(EXERCISE DETAILS)
The listing below is to be given again in full and word for word, without its images.

(INPUT FOR THIS TASK)
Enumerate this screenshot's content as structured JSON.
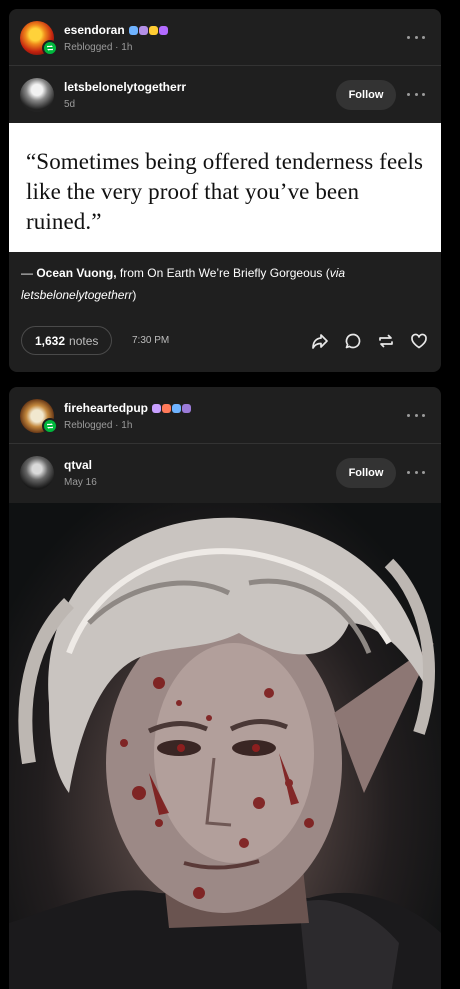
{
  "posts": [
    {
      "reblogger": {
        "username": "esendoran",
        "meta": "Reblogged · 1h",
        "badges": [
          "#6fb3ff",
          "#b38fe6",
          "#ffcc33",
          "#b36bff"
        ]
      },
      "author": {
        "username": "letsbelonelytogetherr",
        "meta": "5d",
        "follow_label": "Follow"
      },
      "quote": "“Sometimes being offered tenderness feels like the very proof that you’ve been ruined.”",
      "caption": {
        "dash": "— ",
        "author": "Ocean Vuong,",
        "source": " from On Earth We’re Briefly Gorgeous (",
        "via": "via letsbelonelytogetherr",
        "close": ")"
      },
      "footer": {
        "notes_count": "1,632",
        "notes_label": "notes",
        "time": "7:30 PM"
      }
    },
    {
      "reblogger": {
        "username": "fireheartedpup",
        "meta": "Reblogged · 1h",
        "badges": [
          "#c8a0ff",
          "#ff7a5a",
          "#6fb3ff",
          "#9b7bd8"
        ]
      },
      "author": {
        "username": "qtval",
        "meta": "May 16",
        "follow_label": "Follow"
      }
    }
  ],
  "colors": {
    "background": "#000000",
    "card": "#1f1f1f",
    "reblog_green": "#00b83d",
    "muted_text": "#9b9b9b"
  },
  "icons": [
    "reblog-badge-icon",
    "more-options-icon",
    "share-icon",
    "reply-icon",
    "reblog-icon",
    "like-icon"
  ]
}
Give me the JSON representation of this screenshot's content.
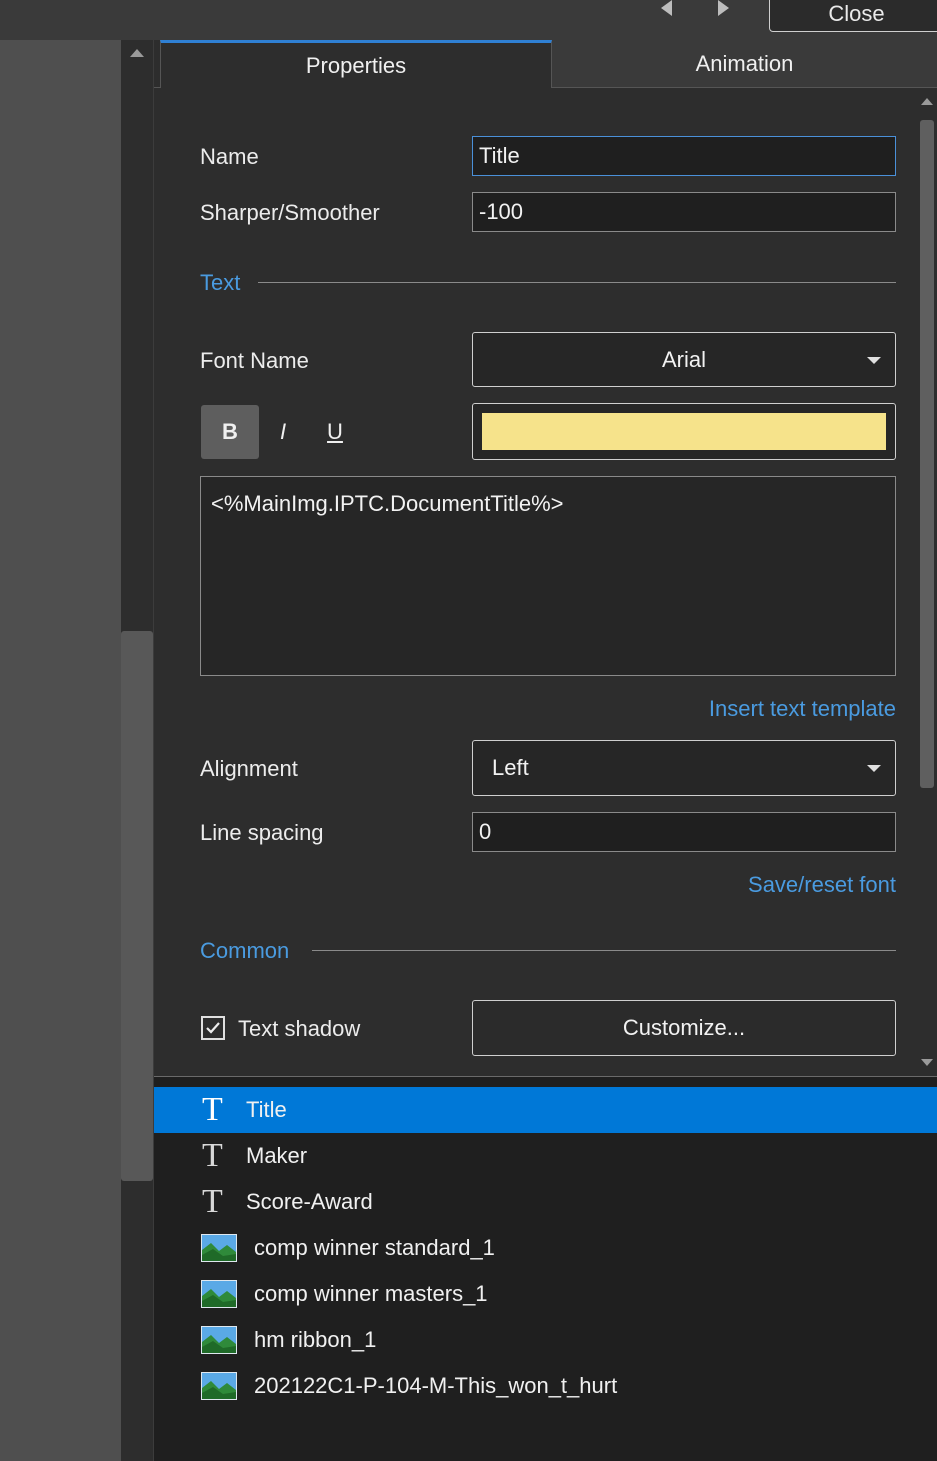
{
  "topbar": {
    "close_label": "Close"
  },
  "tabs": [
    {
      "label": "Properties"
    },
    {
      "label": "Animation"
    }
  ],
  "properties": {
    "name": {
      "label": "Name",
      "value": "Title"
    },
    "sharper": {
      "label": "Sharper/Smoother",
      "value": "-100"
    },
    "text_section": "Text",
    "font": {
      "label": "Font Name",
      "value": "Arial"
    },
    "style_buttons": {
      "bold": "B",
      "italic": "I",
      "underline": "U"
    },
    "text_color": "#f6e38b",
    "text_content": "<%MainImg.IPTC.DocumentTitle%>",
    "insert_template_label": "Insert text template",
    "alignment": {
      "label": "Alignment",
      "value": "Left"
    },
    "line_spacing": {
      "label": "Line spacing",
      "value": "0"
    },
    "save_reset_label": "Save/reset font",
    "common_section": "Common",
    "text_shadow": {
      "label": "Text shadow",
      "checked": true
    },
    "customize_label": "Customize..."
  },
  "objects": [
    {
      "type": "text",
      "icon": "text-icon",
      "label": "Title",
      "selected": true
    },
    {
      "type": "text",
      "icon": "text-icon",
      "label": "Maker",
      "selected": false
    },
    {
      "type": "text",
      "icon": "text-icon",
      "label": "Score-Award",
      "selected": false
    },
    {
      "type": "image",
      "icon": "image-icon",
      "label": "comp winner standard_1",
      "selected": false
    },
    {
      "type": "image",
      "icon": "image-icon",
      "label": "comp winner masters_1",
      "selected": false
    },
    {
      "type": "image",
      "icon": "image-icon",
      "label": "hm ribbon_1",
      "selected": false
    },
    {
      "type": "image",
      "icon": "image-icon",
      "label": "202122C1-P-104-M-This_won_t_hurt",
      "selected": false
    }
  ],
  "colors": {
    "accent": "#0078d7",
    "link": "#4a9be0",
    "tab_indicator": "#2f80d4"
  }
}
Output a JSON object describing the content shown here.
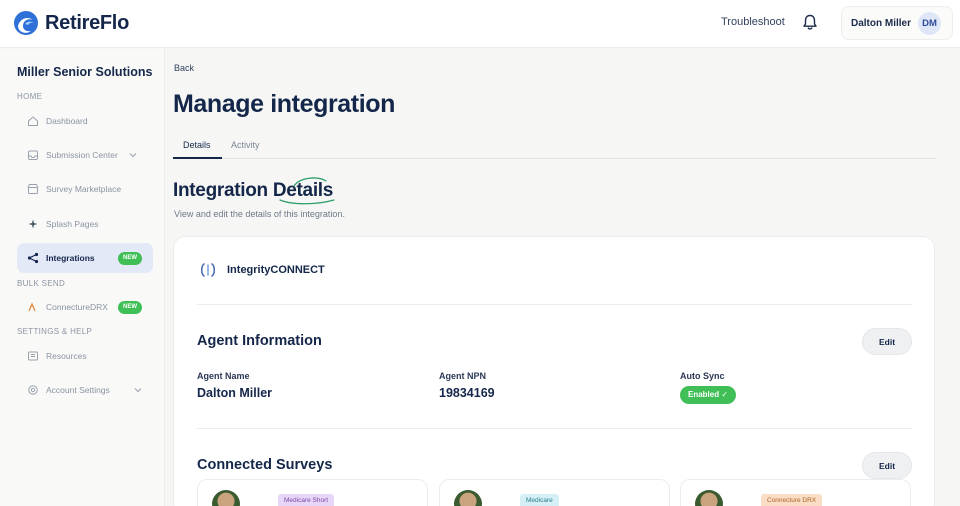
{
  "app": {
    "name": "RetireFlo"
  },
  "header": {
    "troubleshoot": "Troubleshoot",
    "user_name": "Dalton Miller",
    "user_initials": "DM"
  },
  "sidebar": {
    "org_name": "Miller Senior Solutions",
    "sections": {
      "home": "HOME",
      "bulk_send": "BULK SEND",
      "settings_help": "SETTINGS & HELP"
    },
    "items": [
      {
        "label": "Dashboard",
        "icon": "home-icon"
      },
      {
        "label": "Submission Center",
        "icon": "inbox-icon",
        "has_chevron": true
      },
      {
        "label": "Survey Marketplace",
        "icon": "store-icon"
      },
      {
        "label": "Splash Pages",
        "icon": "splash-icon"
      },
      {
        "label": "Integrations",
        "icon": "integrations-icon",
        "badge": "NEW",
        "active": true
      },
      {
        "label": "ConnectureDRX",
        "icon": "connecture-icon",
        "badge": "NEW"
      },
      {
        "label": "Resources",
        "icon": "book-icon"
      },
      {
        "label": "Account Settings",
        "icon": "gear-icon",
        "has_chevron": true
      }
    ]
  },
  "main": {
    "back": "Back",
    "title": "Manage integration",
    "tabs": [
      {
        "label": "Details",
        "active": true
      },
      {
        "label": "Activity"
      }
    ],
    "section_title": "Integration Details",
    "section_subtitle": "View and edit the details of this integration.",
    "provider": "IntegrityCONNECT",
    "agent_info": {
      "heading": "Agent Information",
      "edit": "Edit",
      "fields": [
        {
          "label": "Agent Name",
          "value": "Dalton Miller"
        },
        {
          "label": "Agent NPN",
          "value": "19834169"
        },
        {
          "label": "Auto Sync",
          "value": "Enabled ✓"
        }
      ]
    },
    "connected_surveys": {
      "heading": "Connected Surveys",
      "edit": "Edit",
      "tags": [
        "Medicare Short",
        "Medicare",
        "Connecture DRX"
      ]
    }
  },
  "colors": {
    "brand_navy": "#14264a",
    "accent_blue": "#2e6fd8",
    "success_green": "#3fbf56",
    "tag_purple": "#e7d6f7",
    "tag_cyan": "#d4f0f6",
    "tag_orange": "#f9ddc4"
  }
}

(ANSWER TO THIS EXERCISE)
Enumerate this screenshot's content as structured JSON.
{
  "posts": [
    {
      "reblogger": {
        "username": "esendoran",
        "meta": "Reblogged · 1h",
        "badges": [
          "#6fb3ff",
          "#b38fe6",
          "#ffcc33",
          "#b36bff"
        ]
      },
      "author": {
        "username": "letsbelonelytogetherr",
        "meta": "5d",
        "follow_label": "Follow"
      },
      "quote": "“Sometimes being offered tenderness feels like the very proof that you’ve been ruined.”",
      "caption": {
        "dash": "— ",
        "author": "Ocean Vuong,",
        "source": " from On Earth We’re Briefly Gorgeous (",
        "via": "via letsbelonelytogetherr",
        "close": ")"
      },
      "footer": {
        "notes_count": "1,632",
        "notes_label": "notes",
        "time": "7:30 PM"
      }
    },
    {
      "reblogger": {
        "username": "fireheartedpup",
        "meta": "Reblogged · 1h",
        "badges": [
          "#c8a0ff",
          "#ff7a5a",
          "#6fb3ff",
          "#9b7bd8"
        ]
      },
      "author": {
        "username": "qtval",
        "meta": "May 16",
        "follow_label": "Follow"
      }
    }
  ],
  "colors": {
    "background": "#000000",
    "card": "#1f1f1f",
    "reblog_green": "#00b83d",
    "muted_text": "#9b9b9b"
  },
  "icons": [
    "reblog-badge-icon",
    "more-options-icon",
    "share-icon",
    "reply-icon",
    "reblog-icon",
    "like-icon"
  ]
}
Give me the JSON representation of this screenshot's content.
{
  "topbar": {
    "close_label": "Close"
  },
  "tabs": [
    {
      "label": "Properties"
    },
    {
      "label": "Animation"
    }
  ],
  "properties": {
    "name": {
      "label": "Name",
      "value": "Title"
    },
    "sharper": {
      "label": "Sharper/Smoother",
      "value": "-100"
    },
    "text_section": "Text",
    "font": {
      "label": "Font Name",
      "value": "Arial"
    },
    "style_buttons": {
      "bold": "B",
      "italic": "I",
      "underline": "U"
    },
    "text_color": "#f6e38b",
    "text_content": "<%MainImg.IPTC.DocumentTitle%>",
    "insert_template_label": "Insert text template",
    "alignment": {
      "label": "Alignment",
      "value": "Left"
    },
    "line_spacing": {
      "label": "Line spacing",
      "value": "0"
    },
    "save_reset_label": "Save/reset font",
    "common_section": "Common",
    "text_shadow": {
      "label": "Text shadow",
      "checked": true
    },
    "customize_label": "Customize..."
  },
  "objects": [
    {
      "type": "text",
      "icon": "text-icon",
      "label": "Title",
      "selected": true
    },
    {
      "type": "text",
      "icon": "text-icon",
      "label": "Maker",
      "selected": false
    },
    {
      "type": "text",
      "icon": "text-icon",
      "label": "Score-Award",
      "selected": false
    },
    {
      "type": "image",
      "icon": "image-icon",
      "label": "comp winner standard_1",
      "selected": false
    },
    {
      "type": "image",
      "icon": "image-icon",
      "label": "comp winner masters_1",
      "selected": false
    },
    {
      "type": "image",
      "icon": "image-icon",
      "label": "hm ribbon_1",
      "selected": false
    },
    {
      "type": "image",
      "icon": "image-icon",
      "label": "202122C1-P-104-M-This_won_t_hurt",
      "selected": false
    }
  ],
  "colors": {
    "accent": "#0078d7",
    "link": "#4a9be0",
    "tab_indicator": "#2f80d4"
  }
}
Output a JSON object describing the content shown here.
{
  "app": {
    "name": "RetireFlo"
  },
  "header": {
    "troubleshoot": "Troubleshoot",
    "user_name": "Dalton Miller",
    "user_initials": "DM"
  },
  "sidebar": {
    "org_name": "Miller Senior Solutions",
    "sections": {
      "home": "HOME",
      "bulk_send": "BULK SEND",
      "settings_help": "SETTINGS & HELP"
    },
    "items": [
      {
        "label": "Dashboard",
        "icon": "home-icon"
      },
      {
        "label": "Submission Center",
        "icon": "inbox-icon",
        "has_chevron": true
      },
      {
        "label": "Survey Marketplace",
        "icon": "store-icon"
      },
      {
        "label": "Splash Pages",
        "icon": "splash-icon"
      },
      {
        "label": "Integrations",
        "icon": "integrations-icon",
        "badge": "NEW",
        "active": true
      },
      {
        "label": "ConnectureDRX",
        "icon": "connecture-icon",
        "badge": "NEW"
      },
      {
        "label": "Resources",
        "icon": "book-icon"
      },
      {
        "label": "Account Settings",
        "icon": "gear-icon",
        "has_chevron": true
      }
    ]
  },
  "main": {
    "back": "Back",
    "title": "Manage integration",
    "tabs": [
      {
        "label": "Details",
        "active": true
      },
      {
        "label": "Activity"
      }
    ],
    "section_title": "Integration Details",
    "section_subtitle": "View and edit the details of this integration.",
    "provider": "IntegrityCONNECT",
    "agent_info": {
      "heading": "Agent Information",
      "edit": "Edit",
      "fields": [
        {
          "label": "Agent Name",
          "value": "Dalton Miller"
        },
        {
          "label": "Agent NPN",
          "value": "19834169"
        },
        {
          "label": "Auto Sync",
          "value": "Enabled ✓"
        }
      ]
    },
    "connected_surveys": {
      "heading": "Connected Surveys",
      "edit": "Edit",
      "tags": [
        "Medicare Short",
        "Medicare",
        "Connecture DRX"
      ]
    }
  },
  "colors": {
    "brand_navy": "#14264a",
    "accent_blue": "#2e6fd8",
    "success_green": "#3fbf56",
    "tag_purple": "#e7d6f7",
    "tag_cyan": "#d4f0f6",
    "tag_orange": "#f9ddc4"
  }
}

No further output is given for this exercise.